for delineating HG and PT. We defined HG as the first transverse gyrus commencing from a point at the posterior margin of the insula next to the end of an opercular branch of the postcentral gyrus, then traversing anterolaterally to the superior aspect of the temporal lobe and terminating at the lateral border of STG. If there was an initial single gyral origin of HG, and then bifurcation into branches, both branches were defined as HG.
Briefly summarized, our ROI definition procedure involved first using axial MRIs for manually outlining HG. The marked voxels defining the axial HG outlines, once reformatted, helped to accurately pinpoint the location of HG on the coronal images, with HG tracing proceeding from the most posterior coronal image with a mark to the most anterior. In between these bounds, we manually outlined HG gray matter. As the Heschl sulcus reached the lateral border of STG, we included only the edge of gray matter of HG superior to the level of the white matter, ie, the roof of the white matter of STG was the inferior boundary of HG gray matter, and the most lateral extension of white matter formed the lateral bound of HG. Finally, sagittal MRIs were used to check and confirm HG boundaries.
The anterior border of PT was defined by the posterior border of HG. The lateral border of PT was defined as the superolateral margin of STG, with the gray matter underneath being manually outlined. Posteriorly, PT gray matter was traced to the end of the sylvian fissure, as seen on coronal images, and then gray matter of the ascending ramus of the sylvian fissure was also included. Thus, our definition of the PT included PT proper and its parietal extension. Both PT and HG ROIs could then be viewed as 3-dimensional objects for any further editing ().
Figure 1 A, Coronal slice (1.5 mm) through the temporal lobe of a healthy control subject. The regions of interest for the structures are outlined: the gray matter of Heschl gyrus (HG) is red on subject left and green on subject right. The gray matter of planum (more ...)
Interrater reliability was computed for the ROIs by 3 independent raters (Y.H., S.T., and D.S.) who were blind to group membership. Ten cases were randomly selected for interrater reliability. An intraclass correlation coefficient was used to compute interrater reliability based on the 3 raters: 0.882 (left HG), 0.881 (right HG), 0.985 (left PT), and 0.950 (right PT).

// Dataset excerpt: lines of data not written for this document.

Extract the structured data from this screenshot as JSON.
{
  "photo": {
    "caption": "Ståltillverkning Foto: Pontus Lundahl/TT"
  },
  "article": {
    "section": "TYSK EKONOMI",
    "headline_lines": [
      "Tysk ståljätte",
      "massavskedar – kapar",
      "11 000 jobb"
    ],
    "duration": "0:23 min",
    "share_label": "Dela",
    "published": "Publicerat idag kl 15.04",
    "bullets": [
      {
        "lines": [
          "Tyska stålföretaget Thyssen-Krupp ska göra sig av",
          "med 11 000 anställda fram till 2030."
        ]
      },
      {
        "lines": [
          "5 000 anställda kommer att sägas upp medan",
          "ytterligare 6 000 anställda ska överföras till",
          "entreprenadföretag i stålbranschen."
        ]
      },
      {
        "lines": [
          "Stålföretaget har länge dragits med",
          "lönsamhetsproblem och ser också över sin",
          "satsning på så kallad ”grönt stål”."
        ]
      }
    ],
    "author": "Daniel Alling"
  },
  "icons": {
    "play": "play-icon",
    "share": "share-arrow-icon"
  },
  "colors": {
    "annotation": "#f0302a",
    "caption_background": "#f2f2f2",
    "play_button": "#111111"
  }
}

One-way analysis of variance was used to test for group differences in age, SES, and parental SES. In addition, t tests were used to assess group differences in clinical measures, age of first medication use, and medication dose and duration of use. Tests for group differences in ICC were conducted with a 1-way analysis of covariance (ANCOVA), with age and parental SES as covariates.
For ROI analysis we used a mixed-model ANCOVA, using relative volumes with 1 between-subjects factor (group: schizophrenia, mania, or controls) and 2 within-subjects factors (side: left and right; region: HG and PT). Age and parental SES were used as covariates for all ANCOVAs. Follow-up analyses included a 2-factor (group and side) ANCOVA for each region (HG and PT), 1-way ANCOVA, and post hoc Tukey Honestly Significant Difference tests for individual regions, with left and right compared separately. For the analyses used herein, we used relative volumes of ROI computed as [(absolute ROI volume)/(ICC)] × 100. Adjusting for brain size by linear regression of absolute volumes on ICC and using the residuals for comparisons did not change the results reported herein (see Zipursky et al36
and Dickey et al37
for examples of this procedure).
Exploratory analyses of the relationship between absolute volumes of PT and HG and the 4 syndrome factors of the BPRS,38
as well as for each BPRS item, were evaluated using Spearman rho.